== Segment start ==

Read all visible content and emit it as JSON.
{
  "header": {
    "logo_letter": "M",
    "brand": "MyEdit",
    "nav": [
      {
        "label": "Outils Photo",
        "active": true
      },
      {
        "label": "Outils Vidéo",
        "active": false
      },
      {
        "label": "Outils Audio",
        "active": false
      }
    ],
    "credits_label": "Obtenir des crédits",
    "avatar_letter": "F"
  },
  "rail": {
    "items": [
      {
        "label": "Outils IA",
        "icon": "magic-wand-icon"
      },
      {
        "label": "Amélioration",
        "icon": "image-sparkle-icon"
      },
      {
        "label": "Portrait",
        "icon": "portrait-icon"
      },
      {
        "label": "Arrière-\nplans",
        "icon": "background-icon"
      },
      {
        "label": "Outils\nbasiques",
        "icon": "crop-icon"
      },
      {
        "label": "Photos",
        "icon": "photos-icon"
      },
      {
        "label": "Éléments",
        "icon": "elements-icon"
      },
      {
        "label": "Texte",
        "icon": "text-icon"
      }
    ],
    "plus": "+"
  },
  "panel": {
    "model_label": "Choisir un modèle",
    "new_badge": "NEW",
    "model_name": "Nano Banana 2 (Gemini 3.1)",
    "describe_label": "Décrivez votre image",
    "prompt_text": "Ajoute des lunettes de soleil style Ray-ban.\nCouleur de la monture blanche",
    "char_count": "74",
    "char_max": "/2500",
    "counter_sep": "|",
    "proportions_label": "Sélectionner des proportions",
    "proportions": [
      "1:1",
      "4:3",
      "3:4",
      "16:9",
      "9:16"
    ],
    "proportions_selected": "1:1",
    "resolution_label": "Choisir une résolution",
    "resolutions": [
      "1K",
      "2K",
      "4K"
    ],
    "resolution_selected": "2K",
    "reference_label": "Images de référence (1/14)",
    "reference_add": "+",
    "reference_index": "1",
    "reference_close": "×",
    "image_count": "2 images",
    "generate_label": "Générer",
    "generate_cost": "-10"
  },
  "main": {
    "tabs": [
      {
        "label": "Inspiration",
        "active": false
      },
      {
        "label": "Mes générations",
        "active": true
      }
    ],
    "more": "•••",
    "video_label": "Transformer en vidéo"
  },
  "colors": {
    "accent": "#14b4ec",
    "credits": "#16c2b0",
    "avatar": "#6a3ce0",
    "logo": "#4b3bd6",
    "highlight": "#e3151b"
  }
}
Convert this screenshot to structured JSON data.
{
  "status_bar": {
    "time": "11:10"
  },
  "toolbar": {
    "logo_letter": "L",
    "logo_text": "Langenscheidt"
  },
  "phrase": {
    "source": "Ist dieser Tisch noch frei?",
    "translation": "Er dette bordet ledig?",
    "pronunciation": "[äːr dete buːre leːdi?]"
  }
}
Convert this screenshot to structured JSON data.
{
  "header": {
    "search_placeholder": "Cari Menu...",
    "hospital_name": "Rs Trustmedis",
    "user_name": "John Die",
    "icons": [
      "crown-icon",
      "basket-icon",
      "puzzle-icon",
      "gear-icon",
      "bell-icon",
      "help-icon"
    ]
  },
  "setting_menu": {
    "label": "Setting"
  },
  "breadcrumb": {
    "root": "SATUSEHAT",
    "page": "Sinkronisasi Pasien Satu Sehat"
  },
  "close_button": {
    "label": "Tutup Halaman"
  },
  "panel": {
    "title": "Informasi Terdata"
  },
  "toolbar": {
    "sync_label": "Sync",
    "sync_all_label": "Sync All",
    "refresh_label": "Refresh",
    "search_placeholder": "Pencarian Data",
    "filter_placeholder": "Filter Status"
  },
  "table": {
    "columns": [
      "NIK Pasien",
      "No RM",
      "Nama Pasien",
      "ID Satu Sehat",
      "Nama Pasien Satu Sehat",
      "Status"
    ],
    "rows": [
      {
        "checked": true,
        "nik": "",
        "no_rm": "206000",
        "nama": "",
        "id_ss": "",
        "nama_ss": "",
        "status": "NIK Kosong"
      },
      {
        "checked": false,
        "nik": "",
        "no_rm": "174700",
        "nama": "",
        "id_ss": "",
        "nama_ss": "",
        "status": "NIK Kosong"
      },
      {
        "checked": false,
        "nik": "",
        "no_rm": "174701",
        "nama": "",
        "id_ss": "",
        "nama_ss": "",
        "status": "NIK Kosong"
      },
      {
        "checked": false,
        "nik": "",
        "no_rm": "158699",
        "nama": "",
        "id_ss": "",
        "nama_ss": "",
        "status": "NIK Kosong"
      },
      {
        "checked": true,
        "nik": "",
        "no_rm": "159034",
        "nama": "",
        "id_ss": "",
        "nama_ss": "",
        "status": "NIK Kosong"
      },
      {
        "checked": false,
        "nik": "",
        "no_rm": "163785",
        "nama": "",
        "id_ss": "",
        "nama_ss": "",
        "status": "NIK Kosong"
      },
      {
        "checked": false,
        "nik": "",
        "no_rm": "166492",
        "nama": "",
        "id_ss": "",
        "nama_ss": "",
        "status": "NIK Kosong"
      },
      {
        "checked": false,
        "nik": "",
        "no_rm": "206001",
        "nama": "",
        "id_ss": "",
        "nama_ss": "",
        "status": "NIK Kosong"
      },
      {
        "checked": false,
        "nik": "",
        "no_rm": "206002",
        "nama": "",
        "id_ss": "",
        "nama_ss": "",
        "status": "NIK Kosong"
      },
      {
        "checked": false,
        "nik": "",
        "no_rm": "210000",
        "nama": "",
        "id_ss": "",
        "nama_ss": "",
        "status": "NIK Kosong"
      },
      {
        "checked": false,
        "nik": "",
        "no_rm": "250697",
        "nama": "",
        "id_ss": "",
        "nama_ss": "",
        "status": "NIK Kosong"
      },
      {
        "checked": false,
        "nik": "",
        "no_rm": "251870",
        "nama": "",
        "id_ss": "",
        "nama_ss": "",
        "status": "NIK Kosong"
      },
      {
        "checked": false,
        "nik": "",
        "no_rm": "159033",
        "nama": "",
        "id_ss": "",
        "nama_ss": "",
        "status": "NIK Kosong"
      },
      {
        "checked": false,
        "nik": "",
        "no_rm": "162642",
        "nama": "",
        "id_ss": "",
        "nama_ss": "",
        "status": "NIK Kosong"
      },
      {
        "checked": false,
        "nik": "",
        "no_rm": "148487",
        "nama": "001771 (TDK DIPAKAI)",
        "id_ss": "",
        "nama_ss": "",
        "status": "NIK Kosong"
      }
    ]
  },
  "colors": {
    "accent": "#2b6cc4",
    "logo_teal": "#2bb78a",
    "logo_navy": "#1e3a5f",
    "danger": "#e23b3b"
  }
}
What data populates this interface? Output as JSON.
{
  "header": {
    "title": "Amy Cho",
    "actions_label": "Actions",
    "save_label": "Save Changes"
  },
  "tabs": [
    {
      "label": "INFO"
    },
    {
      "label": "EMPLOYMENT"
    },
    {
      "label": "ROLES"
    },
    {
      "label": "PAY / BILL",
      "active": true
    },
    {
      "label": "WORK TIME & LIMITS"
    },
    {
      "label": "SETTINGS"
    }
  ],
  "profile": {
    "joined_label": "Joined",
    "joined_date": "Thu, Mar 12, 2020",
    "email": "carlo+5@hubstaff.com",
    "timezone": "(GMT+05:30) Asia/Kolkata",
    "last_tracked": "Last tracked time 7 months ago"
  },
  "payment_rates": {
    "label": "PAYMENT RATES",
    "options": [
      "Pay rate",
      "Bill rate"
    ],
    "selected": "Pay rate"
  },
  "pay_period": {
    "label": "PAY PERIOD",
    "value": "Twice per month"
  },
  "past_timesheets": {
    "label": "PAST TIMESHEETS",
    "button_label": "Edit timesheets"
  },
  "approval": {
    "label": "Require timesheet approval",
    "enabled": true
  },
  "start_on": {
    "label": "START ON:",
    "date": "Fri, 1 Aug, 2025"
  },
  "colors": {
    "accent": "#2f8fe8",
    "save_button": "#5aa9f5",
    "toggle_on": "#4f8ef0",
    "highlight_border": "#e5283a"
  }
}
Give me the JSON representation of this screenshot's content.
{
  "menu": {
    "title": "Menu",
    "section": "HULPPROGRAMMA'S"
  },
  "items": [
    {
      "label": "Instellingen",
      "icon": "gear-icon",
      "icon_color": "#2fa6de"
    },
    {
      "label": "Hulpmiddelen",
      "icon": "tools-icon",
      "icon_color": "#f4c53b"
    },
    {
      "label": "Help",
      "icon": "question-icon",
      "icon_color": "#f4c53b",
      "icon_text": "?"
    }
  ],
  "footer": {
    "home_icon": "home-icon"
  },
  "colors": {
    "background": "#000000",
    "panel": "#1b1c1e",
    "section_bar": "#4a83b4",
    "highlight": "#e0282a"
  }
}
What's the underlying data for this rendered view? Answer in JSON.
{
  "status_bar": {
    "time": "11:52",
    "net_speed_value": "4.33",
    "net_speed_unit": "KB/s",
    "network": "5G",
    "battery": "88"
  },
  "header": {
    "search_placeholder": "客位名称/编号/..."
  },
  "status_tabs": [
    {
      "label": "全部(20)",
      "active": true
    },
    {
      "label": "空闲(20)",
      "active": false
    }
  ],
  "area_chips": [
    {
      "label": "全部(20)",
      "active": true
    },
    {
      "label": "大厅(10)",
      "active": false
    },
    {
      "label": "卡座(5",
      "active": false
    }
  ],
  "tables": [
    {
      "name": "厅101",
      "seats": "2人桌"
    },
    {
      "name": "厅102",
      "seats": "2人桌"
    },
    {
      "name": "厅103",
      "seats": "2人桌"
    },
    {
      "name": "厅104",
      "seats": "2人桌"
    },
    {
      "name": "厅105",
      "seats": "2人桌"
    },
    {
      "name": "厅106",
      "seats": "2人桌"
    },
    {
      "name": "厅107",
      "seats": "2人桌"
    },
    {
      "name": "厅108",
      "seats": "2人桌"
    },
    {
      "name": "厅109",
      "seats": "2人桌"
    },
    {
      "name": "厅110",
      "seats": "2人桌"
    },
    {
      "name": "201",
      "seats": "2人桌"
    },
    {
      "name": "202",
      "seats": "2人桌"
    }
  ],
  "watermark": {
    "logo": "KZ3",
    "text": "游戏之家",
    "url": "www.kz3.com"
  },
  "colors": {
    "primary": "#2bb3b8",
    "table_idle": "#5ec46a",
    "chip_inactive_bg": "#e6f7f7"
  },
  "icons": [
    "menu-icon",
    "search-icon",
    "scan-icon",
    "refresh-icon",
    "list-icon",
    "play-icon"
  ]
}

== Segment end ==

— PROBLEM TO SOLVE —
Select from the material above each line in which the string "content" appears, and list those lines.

— TASK RESULT —
Read all visible content and emit it as JSON.
Give me the JSON representation of this screenshot's content.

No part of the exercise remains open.